Germany pays 1.5 mln euros for Julius Baer data

* CD contains 200 sets of data-Muenster prosecutor’s office

* Baer will not comment

* Switzerland seeking to tie up key tax deal with Germany

FRANKFURT/ZURICH, Oct 18 (BestGrowthStock) – German prosecutors paid
around 1.5 million euros ($2.1 million) for client data from
Swiss bank Julius Baer (BAER.VX: ), part of its two-pronged
campaign to clamp down on untaxed German wealth held in

A spokeswoman for the prosecutor’s office in the German city
of Muenster said on Monday the state of North Rhine Westphalia
had bought a CD containing 200 sets of data.

The purchase happened earlier this summer and the proceeds
had been donated to a charity, the spokeswoman said.

Baer spokesman Martin Somogyi would not comment.

Germany, along with Italy, the United States and France, has
been one of the most fervent critics of Switzerland’s banking
secrecy laws and has paid in the past for stolen data from Swiss
banks in order to catch tax cheats.
The pressure has already prompted Switzerland to relax its
cherished bank secrecy and comply with international disclosure

Germany and Switzerland are also seeking to finalise a deal
by the end of October that will clarify tax disclosure rules for
Switzerland’s multi-trillion-dollar wealth management industry.

The aim is to resolve the problem of an estimated 200
billion euros of untaxed German wealth hidden in Switzerland.

In July, German prosecutors raided every Credit Suisse
(CSGN.VX: ) office in Germany after an analysis of a compact disc
with names of 1,500 alleged tax dodgers obtained by tax
authorities. [ID:nLDE66F1HT]
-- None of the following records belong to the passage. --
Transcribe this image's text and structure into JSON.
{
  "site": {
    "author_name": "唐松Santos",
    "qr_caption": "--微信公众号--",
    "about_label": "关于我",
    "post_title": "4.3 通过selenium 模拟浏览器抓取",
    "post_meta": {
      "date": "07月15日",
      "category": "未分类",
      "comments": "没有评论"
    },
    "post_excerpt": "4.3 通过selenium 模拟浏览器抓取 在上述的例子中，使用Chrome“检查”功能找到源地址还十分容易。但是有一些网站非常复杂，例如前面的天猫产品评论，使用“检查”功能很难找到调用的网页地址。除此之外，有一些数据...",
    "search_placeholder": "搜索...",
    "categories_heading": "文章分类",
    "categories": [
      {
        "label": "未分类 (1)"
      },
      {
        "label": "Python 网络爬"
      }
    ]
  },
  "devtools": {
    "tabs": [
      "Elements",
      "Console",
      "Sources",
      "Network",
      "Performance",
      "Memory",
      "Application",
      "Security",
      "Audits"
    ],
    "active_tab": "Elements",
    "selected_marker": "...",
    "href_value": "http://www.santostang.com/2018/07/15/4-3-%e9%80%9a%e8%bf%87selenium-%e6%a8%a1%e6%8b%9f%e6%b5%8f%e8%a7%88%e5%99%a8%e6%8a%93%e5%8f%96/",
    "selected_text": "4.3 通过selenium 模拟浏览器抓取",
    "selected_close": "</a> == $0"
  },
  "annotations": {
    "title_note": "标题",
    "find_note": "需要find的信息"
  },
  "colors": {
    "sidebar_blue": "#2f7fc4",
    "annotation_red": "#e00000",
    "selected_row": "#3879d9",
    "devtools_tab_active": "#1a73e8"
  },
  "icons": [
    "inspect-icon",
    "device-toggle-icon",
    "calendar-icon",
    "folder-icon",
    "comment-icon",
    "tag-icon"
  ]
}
A bitter dispute between the U.S. tax authorities and UBS
(UBSN.VX: ) damaged the Swiss industry’s reputation and forced the
banking giant to agree to hand over the names of about 4,450
clients to Washington.

In 2008, Germany paid for data stolen from Liechtenstein’s
top bank LGT. Former Deutsche Post chief Klaus Zumwinkel’s
Liechtenstein trust was uncovered in that data. He received a
suspended jail sentence after admitting tax evasion.

Since the Credit Suisse client CD fell into the hands of tax
authorities in Germany, more than 10,000 people have confessed
to evading taxes to state authorities, German media have said.

Under German law, those who report undeclared income
themselves and pay back tax plus interest owed before an
investigation is started are exempt from prosecution.
(Reporting by Anneli Palmen in Duesseldorf and Jason Rhodes in
Zurich; Writing by Edward Taylor; Editing by Andrew Callus)
($1 = 0.7193 euro)

Germany pays 1.5 mln euros for Julius Baer data